At a Glance
City staff were spending a lot of time running reports of upcoming street work and cleaning, reformatting, and emailing the data for use in an existing conflict management tool. Now, the tasks are automatically completed within minutes with a custom version of Airflow, the open-source platform created by Airbnb.
Upkeep of infrastructure, especially streets, is among the top issues that San Diegans say they want the City to focus on when surveyed. But no one likes it when a street is closed to repair a water main, then closed again to repair utility lines, and then closed another time for resurfacing. The City uses a conflict management tool to ensure this doesn’t happen, and one of the departments who contribute to this tool is Transportation and Storm Water.
Every month, TSW staff would run a report to export street repair projects from the pavement management database, perform about 30 steps in Excel to clean and reformat the data, join the tabular data to GIS data, and upload the final output to the conflict management tool. This process was a great first step toward managing conflicts with street work, but it introduced potential human errors and inconsistencies.
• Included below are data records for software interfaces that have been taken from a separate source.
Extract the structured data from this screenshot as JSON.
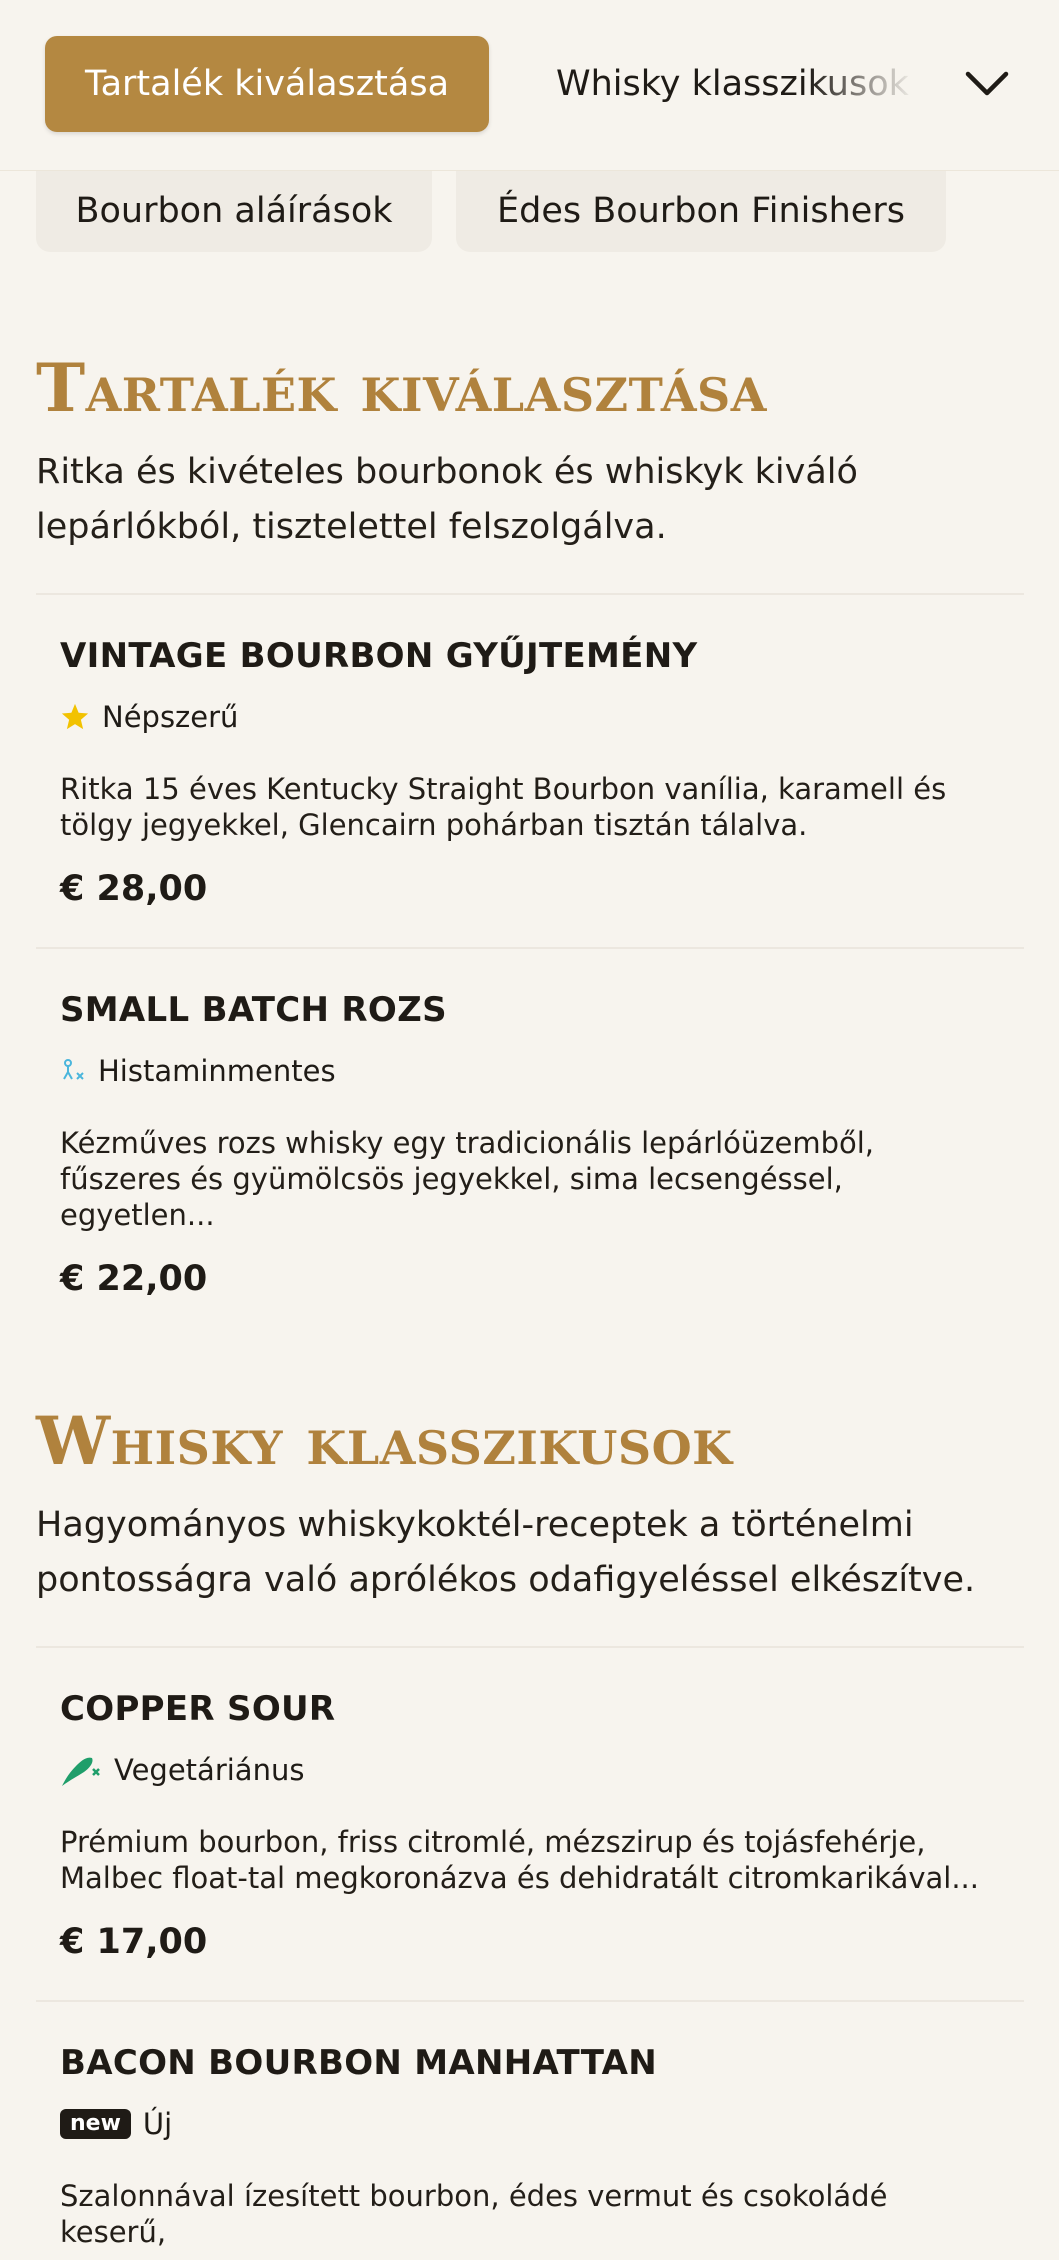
{
  "topbar": {
    "active_tab": "Tartalék kiválasztása",
    "next_tab": "Whisky klasszikusok"
  },
  "categories": [
    "Bourbon aláírások",
    "Édes Bourbon Finishers"
  ],
  "sections": [
    {
      "title": "Tartalék kiválasztása",
      "description": "Ritka és kivételes bourbonok és whiskyk kiváló lepárlókból, tisztelettel felszolgálva.",
      "items": [
        {
          "name": "VINTAGE BOURBON GYŰJTEMÉNY",
          "badge": "Népszerű",
          "badge_icon": "star-icon",
          "description": "Ritka 15 éves Kentucky Straight Bourbon vanília, karamell és tölgy jegyekkel, Glencairn pohárban tisztán tálalva.",
          "price": "€ 28,00"
        },
        {
          "name": "SMALL BATCH ROZS",
          "badge": "Histaminmentes",
          "badge_icon": "histamine-free-icon",
          "description": "Kézműves rozs whisky egy tradicionális lepárlóüzemből, fűszeres és gyümölcsös jegyekkel, sima lecsengéssel, egyetlen...",
          "price": "€ 22,00"
        }
      ]
    },
    {
      "title": "Whisky klasszikusok",
      "description": "Hagyományos whiskykoktél-receptek a történelmi pontosságra való aprólékos odafigyeléssel elkészítve.",
      "items": [
        {
          "name": "COPPER SOUR",
          "badge": "Vegetáriánus",
          "badge_icon": "vegetarian-icon",
          "description": "Prémium bourbon, friss citromlé, mézszirup és tojásfehérje, Malbec float-tal megkoronázva és dehidratált citromkarikával...",
          "price": "€ 17,00"
        },
        {
          "name": "BACON BOURBON MANHATTAN",
          "badge": "Új",
          "badge_pill": "new",
          "badge_icon": "new-pill-icon",
          "description": "Szalonnával ízesített bourbon, édes vermut és csokoládé keserű,",
          "price": ""
        }
      ]
    }
  ],
  "colors": {
    "accent": "#b48841",
    "background": "#f7f4ee",
    "chip": "#efebe4",
    "star": "#f2c200",
    "histamine": "#4bb6dc",
    "vegetarian": "#1f9e6a"
  }
}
It also took up a lot of staff time, requiring humans to perform tasks that computers do best.
City of San Diego used/is using a conflict management tool to address this/these challenge(s).
To save valuable staff time, as well as ensure consistency and accuracy in the data, the solution was to automate exporting and cleaning the data and transferring it to the conflict management tool. The City implemented its own version of Airflow, an open-source project originally built by Airbnb as a workflow management platform (see link under "More Reading"). TSW’s pavement management database was one of the first data sources to be added to the City’s Airflow. Airflow now backs all of the data published on the open data portal as well as data for internal analytics projects.
- The automated process replaced a time-consuming manual process, freeing up staff to work on more important tasks.
- The workflow of exporting, cleaning, and formatting the data is now defined in code, which makes the data more reliable and the workflow more manageable.
- Data is now updated daily instead of monthly.
The City of San Diego was the first local government entity to put into production the same workflow management system that large, data-driven companies like Airbnb, Groupon, Nextdoor, Paypal, and Spotify use.
Who Should Consider?
Governments with open data, performance management, and data science programs that need to automate extracting, cleaning, and transferring data.